People in Ohio who are aware that they are approaching the end of their life may want to get their estate plans in order. If an estate plan is not completed before a person's death, the person's heirs may have to pay higher taxes, spend more time in probate court or end up losing their expected inheritance altogether.
One of the first things that people should do when they are entering a hospice is to create durable powers of attorney. These documents can allow friends or family members to handle a person's financial affairs if the maker becomes incapacitated.
At the end of a person's life, it is important to go over all of their beneficiary designations and make sure that they reflect their current wishes. Life insurance, retirement and investment accounts all have beneficiary designations that could potentially overrule what is written in a will.
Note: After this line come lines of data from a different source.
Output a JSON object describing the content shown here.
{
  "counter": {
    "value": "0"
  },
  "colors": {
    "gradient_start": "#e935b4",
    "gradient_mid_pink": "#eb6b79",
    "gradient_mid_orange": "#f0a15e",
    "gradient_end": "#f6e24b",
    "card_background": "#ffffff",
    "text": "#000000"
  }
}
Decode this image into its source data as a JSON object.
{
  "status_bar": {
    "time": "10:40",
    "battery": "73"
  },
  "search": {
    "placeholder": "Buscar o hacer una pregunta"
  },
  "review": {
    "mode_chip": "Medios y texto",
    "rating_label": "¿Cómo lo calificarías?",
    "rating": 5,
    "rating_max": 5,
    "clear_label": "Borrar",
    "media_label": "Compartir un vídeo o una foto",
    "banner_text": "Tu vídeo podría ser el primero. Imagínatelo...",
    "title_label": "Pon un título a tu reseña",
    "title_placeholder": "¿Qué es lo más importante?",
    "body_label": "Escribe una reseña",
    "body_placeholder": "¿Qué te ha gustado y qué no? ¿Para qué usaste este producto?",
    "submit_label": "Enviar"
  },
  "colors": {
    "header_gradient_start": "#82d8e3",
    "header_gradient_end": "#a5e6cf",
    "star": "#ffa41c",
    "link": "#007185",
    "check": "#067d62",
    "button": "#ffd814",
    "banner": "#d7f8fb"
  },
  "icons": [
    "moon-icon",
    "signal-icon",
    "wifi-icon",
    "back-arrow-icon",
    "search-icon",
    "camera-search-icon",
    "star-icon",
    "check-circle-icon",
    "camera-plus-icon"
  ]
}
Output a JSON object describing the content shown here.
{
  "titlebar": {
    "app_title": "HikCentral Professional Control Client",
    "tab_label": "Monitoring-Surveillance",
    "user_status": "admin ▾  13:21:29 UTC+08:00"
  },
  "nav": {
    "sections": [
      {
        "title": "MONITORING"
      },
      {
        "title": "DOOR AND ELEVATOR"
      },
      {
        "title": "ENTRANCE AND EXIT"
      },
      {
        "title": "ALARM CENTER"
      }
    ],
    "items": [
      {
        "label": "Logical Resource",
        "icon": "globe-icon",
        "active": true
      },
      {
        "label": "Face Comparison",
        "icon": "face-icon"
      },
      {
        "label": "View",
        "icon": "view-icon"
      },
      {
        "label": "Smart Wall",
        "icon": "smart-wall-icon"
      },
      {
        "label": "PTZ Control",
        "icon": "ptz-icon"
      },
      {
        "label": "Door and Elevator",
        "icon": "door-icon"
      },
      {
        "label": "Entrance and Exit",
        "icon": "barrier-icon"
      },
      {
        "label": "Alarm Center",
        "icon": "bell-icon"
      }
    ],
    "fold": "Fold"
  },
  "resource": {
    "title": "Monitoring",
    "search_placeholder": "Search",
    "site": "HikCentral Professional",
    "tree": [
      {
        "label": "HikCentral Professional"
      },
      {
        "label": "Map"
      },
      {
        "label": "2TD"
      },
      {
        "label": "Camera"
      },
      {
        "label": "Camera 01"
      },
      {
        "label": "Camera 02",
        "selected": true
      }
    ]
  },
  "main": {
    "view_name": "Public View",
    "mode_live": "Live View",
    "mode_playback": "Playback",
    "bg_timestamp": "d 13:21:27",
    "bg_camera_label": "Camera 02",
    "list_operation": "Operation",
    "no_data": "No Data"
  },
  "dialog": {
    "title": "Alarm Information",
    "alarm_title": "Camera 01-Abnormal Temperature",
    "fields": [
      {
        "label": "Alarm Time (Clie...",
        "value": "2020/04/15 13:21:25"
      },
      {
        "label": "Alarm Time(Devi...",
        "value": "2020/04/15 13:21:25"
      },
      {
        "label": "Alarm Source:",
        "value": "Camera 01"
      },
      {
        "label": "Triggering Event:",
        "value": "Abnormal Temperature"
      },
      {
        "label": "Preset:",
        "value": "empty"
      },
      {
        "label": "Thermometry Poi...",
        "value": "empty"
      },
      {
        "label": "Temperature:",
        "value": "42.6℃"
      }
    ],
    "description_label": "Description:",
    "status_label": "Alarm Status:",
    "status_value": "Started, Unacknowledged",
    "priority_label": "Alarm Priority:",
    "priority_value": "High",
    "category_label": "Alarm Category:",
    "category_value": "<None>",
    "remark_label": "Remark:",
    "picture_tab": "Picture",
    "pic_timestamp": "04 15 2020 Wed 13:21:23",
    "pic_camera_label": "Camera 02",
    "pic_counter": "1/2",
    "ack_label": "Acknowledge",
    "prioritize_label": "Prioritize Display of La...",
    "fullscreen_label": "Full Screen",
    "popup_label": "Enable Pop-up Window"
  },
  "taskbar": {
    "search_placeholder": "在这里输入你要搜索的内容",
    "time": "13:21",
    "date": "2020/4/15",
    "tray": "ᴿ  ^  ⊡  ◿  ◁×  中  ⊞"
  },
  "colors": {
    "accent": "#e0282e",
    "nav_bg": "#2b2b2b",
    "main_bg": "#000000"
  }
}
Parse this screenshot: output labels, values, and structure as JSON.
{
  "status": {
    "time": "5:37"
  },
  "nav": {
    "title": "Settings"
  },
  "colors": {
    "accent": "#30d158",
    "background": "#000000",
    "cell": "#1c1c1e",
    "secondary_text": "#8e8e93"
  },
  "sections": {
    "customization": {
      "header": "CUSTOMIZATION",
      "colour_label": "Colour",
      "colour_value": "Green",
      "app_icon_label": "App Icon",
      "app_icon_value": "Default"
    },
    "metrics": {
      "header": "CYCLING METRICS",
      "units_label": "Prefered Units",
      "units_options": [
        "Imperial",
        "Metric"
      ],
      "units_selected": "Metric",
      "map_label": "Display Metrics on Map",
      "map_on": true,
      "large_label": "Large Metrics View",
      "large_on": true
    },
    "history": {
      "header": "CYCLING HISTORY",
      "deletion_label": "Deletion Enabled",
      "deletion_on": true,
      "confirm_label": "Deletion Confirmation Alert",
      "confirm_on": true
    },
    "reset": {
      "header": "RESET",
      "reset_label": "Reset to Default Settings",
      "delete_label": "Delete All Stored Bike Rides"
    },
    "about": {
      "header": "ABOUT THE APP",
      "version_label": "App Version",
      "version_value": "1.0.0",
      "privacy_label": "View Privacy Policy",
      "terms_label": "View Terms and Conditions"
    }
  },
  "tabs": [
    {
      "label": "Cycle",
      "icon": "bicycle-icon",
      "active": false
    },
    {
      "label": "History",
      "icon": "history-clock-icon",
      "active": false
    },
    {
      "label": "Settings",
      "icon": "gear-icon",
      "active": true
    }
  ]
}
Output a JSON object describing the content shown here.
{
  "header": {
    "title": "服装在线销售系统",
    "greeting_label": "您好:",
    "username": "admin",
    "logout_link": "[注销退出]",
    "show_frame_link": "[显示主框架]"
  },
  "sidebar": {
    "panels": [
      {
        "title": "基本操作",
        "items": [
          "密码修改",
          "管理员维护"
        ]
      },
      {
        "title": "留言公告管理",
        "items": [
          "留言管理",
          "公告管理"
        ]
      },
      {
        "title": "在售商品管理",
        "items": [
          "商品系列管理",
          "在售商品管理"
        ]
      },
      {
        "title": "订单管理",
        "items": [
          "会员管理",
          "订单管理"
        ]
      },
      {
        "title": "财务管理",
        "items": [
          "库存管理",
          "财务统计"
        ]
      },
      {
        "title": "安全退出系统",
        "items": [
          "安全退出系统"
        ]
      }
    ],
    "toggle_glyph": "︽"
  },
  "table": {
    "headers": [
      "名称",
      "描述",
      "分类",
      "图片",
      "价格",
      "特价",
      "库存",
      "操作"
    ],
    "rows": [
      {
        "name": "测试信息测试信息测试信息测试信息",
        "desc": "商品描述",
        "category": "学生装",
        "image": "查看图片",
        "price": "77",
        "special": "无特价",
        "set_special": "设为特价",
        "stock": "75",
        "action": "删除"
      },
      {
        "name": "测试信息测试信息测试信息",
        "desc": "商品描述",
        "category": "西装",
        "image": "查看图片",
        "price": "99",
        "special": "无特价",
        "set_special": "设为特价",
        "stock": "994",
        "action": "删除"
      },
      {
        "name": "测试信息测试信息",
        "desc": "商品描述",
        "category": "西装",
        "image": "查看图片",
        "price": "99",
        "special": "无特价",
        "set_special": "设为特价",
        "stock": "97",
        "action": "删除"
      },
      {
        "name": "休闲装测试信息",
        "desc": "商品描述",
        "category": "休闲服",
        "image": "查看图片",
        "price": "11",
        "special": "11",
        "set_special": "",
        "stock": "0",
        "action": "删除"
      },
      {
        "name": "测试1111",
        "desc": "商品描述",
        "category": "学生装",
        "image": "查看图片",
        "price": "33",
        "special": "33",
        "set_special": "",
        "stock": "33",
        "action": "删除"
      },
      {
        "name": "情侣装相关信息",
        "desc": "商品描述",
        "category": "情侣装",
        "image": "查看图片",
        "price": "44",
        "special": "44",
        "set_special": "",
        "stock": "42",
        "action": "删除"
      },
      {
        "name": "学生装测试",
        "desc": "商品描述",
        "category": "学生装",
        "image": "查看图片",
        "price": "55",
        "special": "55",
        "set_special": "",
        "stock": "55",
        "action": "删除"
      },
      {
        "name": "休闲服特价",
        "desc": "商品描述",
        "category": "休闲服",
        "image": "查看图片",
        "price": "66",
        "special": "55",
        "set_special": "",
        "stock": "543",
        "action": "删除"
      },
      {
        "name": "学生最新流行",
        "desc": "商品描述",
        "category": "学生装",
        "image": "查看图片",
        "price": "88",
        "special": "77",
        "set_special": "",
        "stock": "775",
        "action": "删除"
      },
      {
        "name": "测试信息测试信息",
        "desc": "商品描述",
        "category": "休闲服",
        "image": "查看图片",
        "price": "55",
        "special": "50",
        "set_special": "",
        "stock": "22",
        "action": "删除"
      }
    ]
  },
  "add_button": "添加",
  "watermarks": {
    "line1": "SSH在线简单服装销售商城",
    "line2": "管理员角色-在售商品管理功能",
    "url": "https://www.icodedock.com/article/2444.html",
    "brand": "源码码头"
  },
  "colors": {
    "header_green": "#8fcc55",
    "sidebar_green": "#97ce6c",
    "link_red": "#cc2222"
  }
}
People who are approaching the end of their life may also want to consider making charitable gifts while they are still alive. Charitable gifts can yield income tax savings during a person's lifetime, but charitable gifts usually have no estate tax benefits if they are made after death.
An estate planning attorney may be able to help an individual to make sure that their beneficiaries can avoid probate. One of the most effective estate planning strategies that can be used to avoid probate is creating revocable trusts. An attorney may also go over an individual's financial accounts to make sure that the assets in the accounts can pass directly to beneficiaries.